We bet we can guess how anyone not entirely convinced that the US put a man on the moon will be spending their day. Kipp Teague has just updated NASA's Project Apollo Archive's Flickr account with 8,400 unprocessed, high-res, never-before-seen photos taken during the Apollo missions from 1969 to 1972, reports Mashable. As a result of years spent scanning original film rolls, you can now see every photo taken by astronauts on the moon using their chest-mounted Hasselblad cameras, plus other shots of Earth and the men who piloted the Apollo spacecraft, reports the Planetary Society. They reveal the moon's craters and even the pores of astronauts' skin in incredible detail, per the Verge. (See Wired's choice for the 19 best images here.)

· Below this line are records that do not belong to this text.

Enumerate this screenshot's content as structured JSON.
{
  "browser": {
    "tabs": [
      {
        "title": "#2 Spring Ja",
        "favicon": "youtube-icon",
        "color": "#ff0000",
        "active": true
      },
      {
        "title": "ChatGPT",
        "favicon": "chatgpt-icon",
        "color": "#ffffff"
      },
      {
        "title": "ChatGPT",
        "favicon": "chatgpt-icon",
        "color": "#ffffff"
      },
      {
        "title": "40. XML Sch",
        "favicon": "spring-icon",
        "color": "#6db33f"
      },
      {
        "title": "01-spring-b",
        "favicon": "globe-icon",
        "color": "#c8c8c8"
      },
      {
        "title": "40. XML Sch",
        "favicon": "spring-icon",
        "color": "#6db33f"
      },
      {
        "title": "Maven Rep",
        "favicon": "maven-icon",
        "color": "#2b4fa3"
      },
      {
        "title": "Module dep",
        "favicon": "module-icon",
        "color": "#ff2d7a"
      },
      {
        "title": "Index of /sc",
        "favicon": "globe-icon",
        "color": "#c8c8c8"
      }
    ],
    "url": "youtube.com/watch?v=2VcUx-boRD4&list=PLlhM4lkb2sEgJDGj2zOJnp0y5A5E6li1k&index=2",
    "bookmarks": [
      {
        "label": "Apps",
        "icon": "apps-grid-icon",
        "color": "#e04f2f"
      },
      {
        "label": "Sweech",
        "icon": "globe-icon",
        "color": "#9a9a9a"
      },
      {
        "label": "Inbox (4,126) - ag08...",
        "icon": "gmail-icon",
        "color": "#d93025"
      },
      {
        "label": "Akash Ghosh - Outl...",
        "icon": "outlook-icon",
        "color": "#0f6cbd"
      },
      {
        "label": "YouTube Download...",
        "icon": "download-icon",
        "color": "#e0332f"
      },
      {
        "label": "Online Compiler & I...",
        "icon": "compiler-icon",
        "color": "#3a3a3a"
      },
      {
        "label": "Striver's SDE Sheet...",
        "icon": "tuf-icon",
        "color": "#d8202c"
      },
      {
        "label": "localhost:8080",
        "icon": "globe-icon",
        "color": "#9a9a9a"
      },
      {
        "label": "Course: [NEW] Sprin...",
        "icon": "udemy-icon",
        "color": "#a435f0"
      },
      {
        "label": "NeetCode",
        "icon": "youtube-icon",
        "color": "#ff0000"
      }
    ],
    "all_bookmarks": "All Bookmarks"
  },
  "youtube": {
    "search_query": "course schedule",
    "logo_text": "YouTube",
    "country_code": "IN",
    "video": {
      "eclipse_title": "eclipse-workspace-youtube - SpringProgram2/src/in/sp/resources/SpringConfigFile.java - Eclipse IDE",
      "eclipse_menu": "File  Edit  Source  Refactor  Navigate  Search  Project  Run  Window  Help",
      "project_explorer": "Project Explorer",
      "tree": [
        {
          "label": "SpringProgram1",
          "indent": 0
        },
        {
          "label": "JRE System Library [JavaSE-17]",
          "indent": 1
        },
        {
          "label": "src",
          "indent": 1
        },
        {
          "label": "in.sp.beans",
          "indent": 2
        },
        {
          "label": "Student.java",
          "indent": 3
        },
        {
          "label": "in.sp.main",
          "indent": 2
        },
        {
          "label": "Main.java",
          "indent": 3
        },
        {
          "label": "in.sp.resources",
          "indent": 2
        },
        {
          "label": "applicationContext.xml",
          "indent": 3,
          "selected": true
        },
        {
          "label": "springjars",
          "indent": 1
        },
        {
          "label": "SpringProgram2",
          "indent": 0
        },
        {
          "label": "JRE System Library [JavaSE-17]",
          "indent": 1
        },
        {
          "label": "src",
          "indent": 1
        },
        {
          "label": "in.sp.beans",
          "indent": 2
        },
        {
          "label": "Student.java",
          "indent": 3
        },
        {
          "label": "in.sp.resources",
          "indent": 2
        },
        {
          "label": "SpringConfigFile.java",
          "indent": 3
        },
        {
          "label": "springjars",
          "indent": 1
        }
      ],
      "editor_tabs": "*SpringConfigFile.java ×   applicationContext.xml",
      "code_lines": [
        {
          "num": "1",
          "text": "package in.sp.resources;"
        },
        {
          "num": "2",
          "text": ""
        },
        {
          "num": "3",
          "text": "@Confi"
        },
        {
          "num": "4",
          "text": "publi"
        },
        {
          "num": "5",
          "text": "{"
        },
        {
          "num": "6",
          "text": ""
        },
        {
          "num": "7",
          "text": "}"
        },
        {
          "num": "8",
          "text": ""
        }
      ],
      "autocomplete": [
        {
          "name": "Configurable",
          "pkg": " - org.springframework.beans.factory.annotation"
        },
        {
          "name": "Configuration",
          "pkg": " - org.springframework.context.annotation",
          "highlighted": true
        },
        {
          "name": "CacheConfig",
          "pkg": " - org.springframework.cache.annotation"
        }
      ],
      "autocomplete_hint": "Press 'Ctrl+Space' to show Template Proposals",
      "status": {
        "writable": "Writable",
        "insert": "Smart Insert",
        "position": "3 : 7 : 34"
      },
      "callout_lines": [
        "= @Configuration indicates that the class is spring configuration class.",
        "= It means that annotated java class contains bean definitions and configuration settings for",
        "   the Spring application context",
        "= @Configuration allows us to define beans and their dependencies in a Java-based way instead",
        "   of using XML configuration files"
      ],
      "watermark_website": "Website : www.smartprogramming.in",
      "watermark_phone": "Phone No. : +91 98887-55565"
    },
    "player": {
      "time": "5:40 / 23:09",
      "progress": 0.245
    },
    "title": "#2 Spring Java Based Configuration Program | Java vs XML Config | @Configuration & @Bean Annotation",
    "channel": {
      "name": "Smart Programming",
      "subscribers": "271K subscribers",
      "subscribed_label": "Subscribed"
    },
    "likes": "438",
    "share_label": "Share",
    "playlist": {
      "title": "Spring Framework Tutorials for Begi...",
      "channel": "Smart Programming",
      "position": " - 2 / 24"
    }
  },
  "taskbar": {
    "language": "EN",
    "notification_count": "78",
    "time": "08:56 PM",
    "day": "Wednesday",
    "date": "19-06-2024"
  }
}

Teague got his hands on uncompressed, high-res versions of scans when the Johnson Space Center began re-scanning original film magazines in 2004. Some were posted on the Project Apollo Archive, but the color and brightness levels were altered and the photos shrunk down to 1000 dots per inch. After a few questioned the decision to edit the images, Teague says he decided to upload the new hoard unedited at 1800 dots per inch, per the BBC. As the original scans didn't include images from all Apollo missions, "I have obtained from other sources processed versions of several film magazines from Apollo 7, 9, 10, and 13," Teague says. When all are uploaded by the end of the week, there will be 13,000 in all.